The utility of model-based approaches to species management depends crucially on whether the models capture enough of the biology to predict the population response to perturbations. Our experimental approach has illuminated a number of factors that, in this system at least, would be necessary to model properly the population dynamics of this species. First, density dependence is inherent in this system, even when the population is considerably below carrying capacity. Secondly, the life history is structured and demographics depend on competition within and between stages. Hence, perturbing one stage has consequences (positive or negative) for other stages. Density-independent models are able to predict negative responses only to harvesting, and non-structured density-dependent models are unlikely to be able to capture the complexities of the population response. Thirdly, the way a population responds depends not only on the stage harvested, but also on details of its environment and the pattern of perturbations over time. For example, populations at the same density may respond to the same perturbation in different ways depending on the recent history of perturbations. In the short term this is likely to be because of delayed life-history effects. Over the longer term consistent environmental differences (in perturbation history, quality, harvesting, etc.) are likely to lead to evolved differences in responses.

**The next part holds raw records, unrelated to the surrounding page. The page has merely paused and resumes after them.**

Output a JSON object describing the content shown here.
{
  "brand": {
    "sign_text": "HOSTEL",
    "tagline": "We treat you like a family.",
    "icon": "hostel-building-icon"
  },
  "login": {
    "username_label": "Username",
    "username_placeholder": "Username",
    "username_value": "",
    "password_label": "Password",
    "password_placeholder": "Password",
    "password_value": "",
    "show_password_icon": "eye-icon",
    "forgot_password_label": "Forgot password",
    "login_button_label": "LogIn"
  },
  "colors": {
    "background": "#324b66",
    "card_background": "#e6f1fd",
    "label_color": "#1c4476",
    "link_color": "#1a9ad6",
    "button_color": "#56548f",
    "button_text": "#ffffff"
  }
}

NERC provided the funding (NER/MS/2000/00289), Stirling University temporarily provided a supportive research environment and the Centre for Population Biology at Silwood Park provided facilities during the writing. Andrew Beckerman and Craig Lapsley helped throughout. Rob Smith and two anonymous referees provided constructive feedback on the manuscript.